normal person can miss a dozen meals without a sign of a headache.

To repeat: No one can tell how much another should eat, but everyone can
learn for himself what the proper amount of food is. Enough is given
above to help solve the problem. The interpretations presented are not
the popular ones, but they are true for they give good results when
acted upon.

If bad results follow a meal there has been overeating, either at the
last meal or previously. Undermasticating usually accompanies overeating
and causes further trouble. Those who masticate thoroughly are generally
quite moderate in their food intake.

Many say that they eat so much because they enjoy their food so. He who
eats too rapidly or in excess does not know what true enjoyment of food
is. Excessive eating causes food poisoning, and food poisoning blunts
all the special senses. To have normal smell, taste, hearing and vision
one must be clean through and through, and those who are surfeited with
food are not clean internally.

The average individual does not know the natural taste of most foods. He
seasons them so highly that the normal taste is hidden or destroyed.
Those who wish to know the exquisite flavor of such common foods as
onions, carrots, cabbage, apples and oranges must eat them without
seasoning or dressing for a while. To get real enjoyment from food it is
necessary to eat slowly and in moderation.

I know both from personal experience and from the experience of others
that seasoning is not necessary. Instead of giving the foods better
flavor, they taste inferior. A little salt will harm no one, but the
constant use of much seasoning leads to irritation of the digestive
organs and to overeating. Salt taken in excess also helps to bring on
premature aging. It is splendid for pickling and preserving, but health
and life in abundance are the only preservatives needed for the body.
Refined sugar should be classed among the condiments. People who live
normally lose the desire for it. Grapefruit, for instance, tastes better
when eaten plain than when sugar is added.
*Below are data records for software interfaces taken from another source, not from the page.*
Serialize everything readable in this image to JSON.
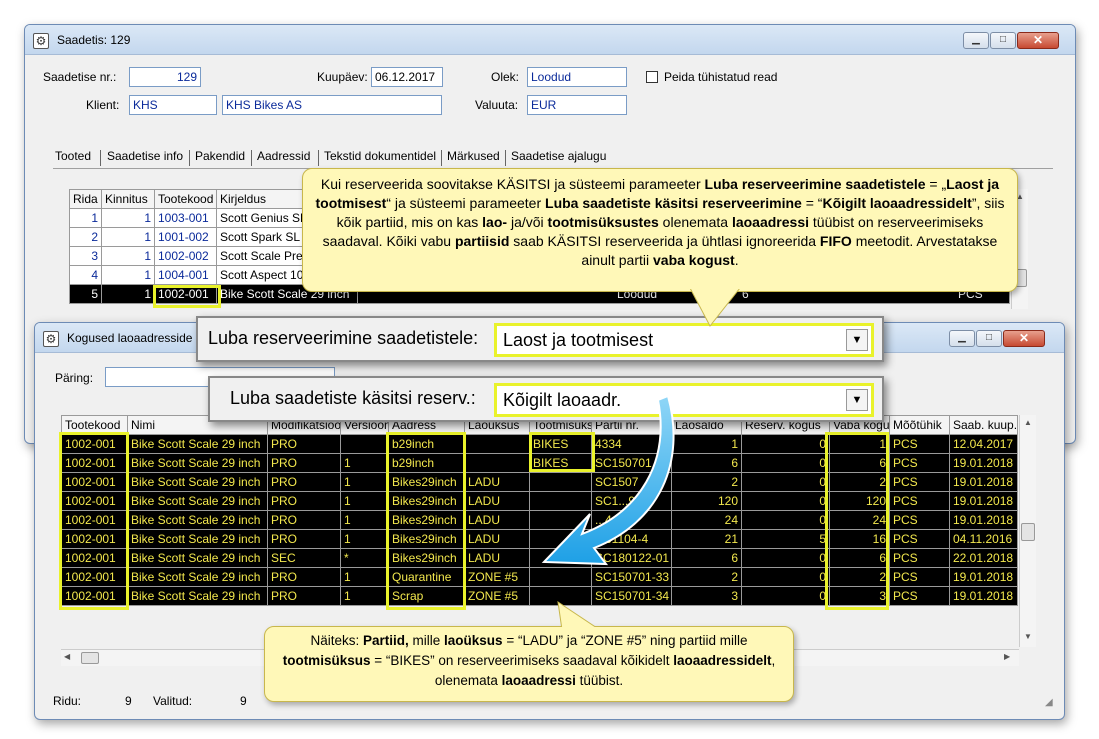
{
  "win1": {
    "title": "Saadetis: 129",
    "btn_min": "▁",
    "btn_max": "□",
    "btn_close": "✕",
    "fields": {
      "shipment_label": "Saadetise nr.:",
      "shipment_value": "129",
      "date_label": "Kuupäev:",
      "date_value": "06.12.2017",
      "state_label": "Olek:",
      "state_value": "Loodud",
      "hide_label": "Peida tühistatud read",
      "client_label": "Klient:",
      "client_code": "KHS",
      "client_name": "KHS Bikes AS",
      "currency_label": "Valuuta:",
      "currency_value": "EUR"
    },
    "tabs": [
      "Tooted",
      "Saadetise info",
      "Pakendid",
      "Aadressid",
      "Tekstid dokumentidel",
      "Märkused",
      "Saadetise ajalugu"
    ],
    "table": {
      "headers": [
        "Rida",
        "Kinnitus",
        "Tootekood",
        "Kirjeldus"
      ],
      "rows": [
        [
          "1",
          "1",
          "1003-001",
          "Scott Genius SL"
        ],
        [
          "2",
          "1",
          "1001-002",
          "Scott Spark SL"
        ],
        [
          "3",
          "1",
          "1002-002",
          "Scott Scale Pre"
        ],
        [
          "4",
          "1",
          "1004-001",
          "Scott Aspect 10"
        ],
        [
          "5",
          "1",
          "1002-001",
          "Bike Scott Scale 29 inch"
        ]
      ],
      "selected_tail": {
        "state": "Loodud",
        "qty": "6",
        "unit": "PCS"
      }
    }
  },
  "win2": {
    "title": "Kogused laoaadresside",
    "query_label": "Päring:",
    "table": {
      "headers": [
        "Tootekood",
        "Nimi",
        "Modifikatsioo",
        "Versioon",
        "Aadress",
        "Laoüksus",
        "Tootmisüks",
        "Partii nr.",
        "Laosaldo",
        "Reserv. kogus",
        "Vaba kogu",
        "Mõõtühik",
        "Saab. kuup."
      ],
      "rows": [
        [
          "1002-001",
          "Bike Scott Scale 29 inch",
          "PRO",
          "",
          "b29inch",
          "",
          "BIKES",
          "4334",
          "1",
          "0",
          "1",
          "PCS",
          "12.04.2017"
        ],
        [
          "1002-001",
          "Bike Scott Scale 29 inch",
          "PRO",
          "1",
          "b29inch",
          "",
          "BIKES",
          "SC150701",
          "6",
          "0",
          "6",
          "PCS",
          "19.01.2018"
        ],
        [
          "1002-001",
          "Bike Scott Scale 29 inch",
          "PRO",
          "1",
          "Bikes29inch",
          "LADU",
          "",
          "SC1507",
          "2",
          "0",
          "2",
          "PCS",
          "19.01.2018"
        ],
        [
          "1002-001",
          "Bike Scott Scale 29 inch",
          "PRO",
          "1",
          "Bikes29inch",
          "LADU",
          "",
          "SC1...9",
          "120",
          "0",
          "120",
          "PCS",
          "19.01.2018"
        ],
        [
          "1002-001",
          "Bike Scott Scale 29 inch",
          "PRO",
          "1",
          "Bikes29inch",
          "LADU",
          "",
          "...4-15",
          "24",
          "0",
          "24",
          "PCS",
          "19.01.2018"
        ],
        [
          "1002-001",
          "Bike Scott Scale 29 inch",
          "PRO",
          "1",
          "Bikes29inch",
          "LADU",
          "",
          "...61104-4",
          "21",
          "5",
          "16",
          "PCS",
          "04.11.2016"
        ],
        [
          "1002-001",
          "Bike Scott Scale 29 inch",
          "SEC",
          "*",
          "Bikes29inch",
          "LADU",
          "",
          "SC180122-01",
          "6",
          "0",
          "6",
          "PCS",
          "22.01.2018"
        ],
        [
          "1002-001",
          "Bike Scott Scale 29 inch",
          "PRO",
          "1",
          "Quarantine",
          "ZONE #5",
          "",
          "SC150701-33",
          "2",
          "0",
          "2",
          "PCS",
          "19.01.2018"
        ],
        [
          "1002-001",
          "Bike Scott Scale 29 inch",
          "PRO",
          "1",
          "Scrap",
          "ZONE #5",
          "",
          "SC150701-34",
          "3",
          "0",
          "3",
          "PCS",
          "19.01.2018"
        ]
      ]
    },
    "status": {
      "rows_label": "Ridu:",
      "rows_value": "9",
      "selected_label": "Valitud:",
      "selected_value": "9"
    }
  },
  "zoom1": {
    "label": "Luba reserveerimine saadetistele:",
    "value": "Laost ja tootmisest"
  },
  "zoom2": {
    "label": "Luba saadetiste käsitsi reserv.:",
    "value": "Kõigilt laoaadr."
  },
  "callout1": {
    "p1": "Kui reserveerida soovitakse KÄSITSI ja süsteemi parameeter ",
    "b1": "Luba reserveerimine saadetistele",
    "p2": " = „",
    "b2": "Laost ja tootmisest",
    "p3": "“ ja süsteemi parameeter ",
    "b3": "Luba saadetiste käsitsi reserveerimine",
    "p4": " = “",
    "b4": "Kõigilt laoaadressidelt",
    "p5": "”, siis kõik partiid, mis on kas ",
    "b5": "lao-",
    "p6": " ja/või ",
    "b6": "tootmisüksustes",
    "p7": " olenemata ",
    "b7": "laoaadressi",
    "p8": " tüübist on reserveerimiseks saadaval. Kõiki vabu ",
    "b8": "partiisid",
    "p9": " saab KÄSITSI reserveerida ja ühtlasi ignoreerida ",
    "b9": "FIFO",
    "p10": " meetodit. Arvestatakse ainult partii ",
    "b10": "vaba kogust",
    "p11": "."
  },
  "callout2": {
    "p1": "Näiteks: ",
    "b1": "Partiid,",
    "p2": " mille ",
    "b2": "laoüksus",
    "p3": " = “LADU” ja “ZONE #5” ning partiid mille ",
    "b3": "tootmisüksus",
    "p4": " = “BIKES” on reserveerimiseks saadaval kõikidelt ",
    "b4": "laoaadressidelt",
    "p5": ", olenemata ",
    "b5": "laoaadressi",
    "p6": " tüübist."
  },
  "colors": {
    "highlight": "#e9f22b",
    "callout": "#fff8b8",
    "arrow": "#1ea0e6"
  }
}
People who sleep seven or eight hours and wake up feeling unrefreshed
are suffering from the ingestion of too much food. A food poisoned
individual can not be properly rested. To get sweet sleep and feel
restored it is necessary to have clean blood and a sweet alimentary

Much has been said about overeating. Once in a while a person will
habitually undereat, but such cases are exceedingly rare. To undereat is
foolish. At all times we must use good sense. It is a subject upon which
no fixed rules can be promulgated. Be guided by the feelings, for
perfect health is impossible to those who lack balance.

Those who think they need scientific direction may take one of the
orthodox diet tables. If it contains alcoholics, remove them from the
list. Then partake of about one-third of the starch recommended, and
about one-third of the protein. Use more fresh fruit and fresh
vegetables than listed. Instead of eating bread made from white flour,
use whole wheat bread. Do not try to eat everything given on the
scientific diet list each day. For instance, rice, potatoes and bread
are given in many of these tables. Select one of these starches one day,
another the next day, etc. If one-third of the amount recommended is too
much, and it sometimes is, reduce still further.

Please bear in mind that the orthodox way, the so-called scientific way,
has been tried over a long period of time and it has given very poor
results. Moderation has always given good results and always will.

Exerpts from The Project Gutenberg EBook of Maintaining Health, by R. L. Alsaker